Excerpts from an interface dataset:
>>>>>

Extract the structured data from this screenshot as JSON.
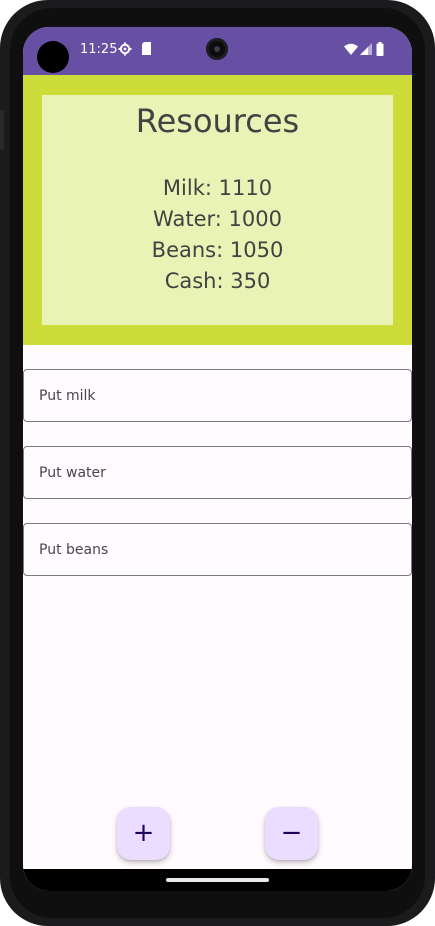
{
  "status_bar": {
    "time": "11:25",
    "colors": {
      "background": "#6750a4"
    }
  },
  "resources": {
    "title": "Resources",
    "lines": [
      "Milk: 1110",
      "Water: 1000",
      "Beans: 1050",
      "Cash: 350"
    ],
    "colors": {
      "outer": "#cddc39",
      "inner": "#e9f3b6"
    }
  },
  "inputs": {
    "milk": {
      "placeholder": "Put milk",
      "value": ""
    },
    "water": {
      "placeholder": "Put water",
      "value": ""
    },
    "beans": {
      "placeholder": "Put beans",
      "value": ""
    }
  },
  "fabs": {
    "add_label": "+",
    "remove_label": "−",
    "color": "#eaddff"
  },
  "icons": {
    "settings": "gear-icon",
    "sim": "sim-card-icon",
    "wifi": "wifi-icon",
    "signal": "signal-icon",
    "battery": "battery-icon"
  }
}
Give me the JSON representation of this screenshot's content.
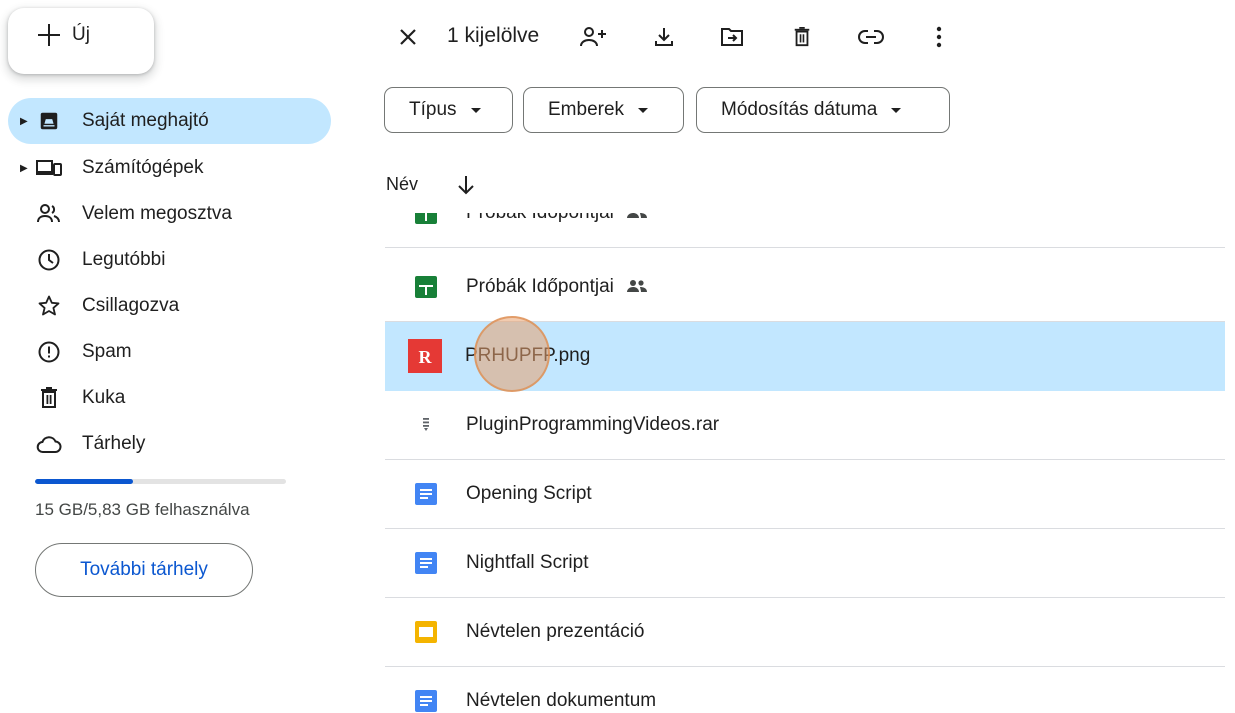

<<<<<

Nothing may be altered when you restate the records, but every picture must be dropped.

Answer to this problem:
Extract the structured data from this screenshot as JSON.
{
  "status_bar": {
    "time": "11:25",
    "colors": {
      "background": "#6750a4"
    }
  },
  "resources": {
    "title": "Resources",
    "lines": [
      "Milk: 1110",
      "Water: 1000",
      "Beans: 1050",
      "Cash: 350"
    ],
    "colors": {
      "outer": "#cddc39",
      "inner": "#e9f3b6"
    }
  },
  "inputs": {
    "milk": {
      "placeholder": "Put milk",
      "value": ""
    },
    "water": {
      "placeholder": "Put water",
      "value": ""
    },
    "beans": {
      "placeholder": "Put beans",
      "value": ""
    }
  },
  "fabs": {
    "add_label": "+",
    "remove_label": "−",
    "color": "#eaddff"
  },
  "icons": {
    "settings": "gear-icon",
    "sim": "sim-card-icon",
    "wifi": "wifi-icon",
    "signal": "signal-icon",
    "battery": "battery-icon"
  }
}
Give me the JSON representation of this screenshot's content.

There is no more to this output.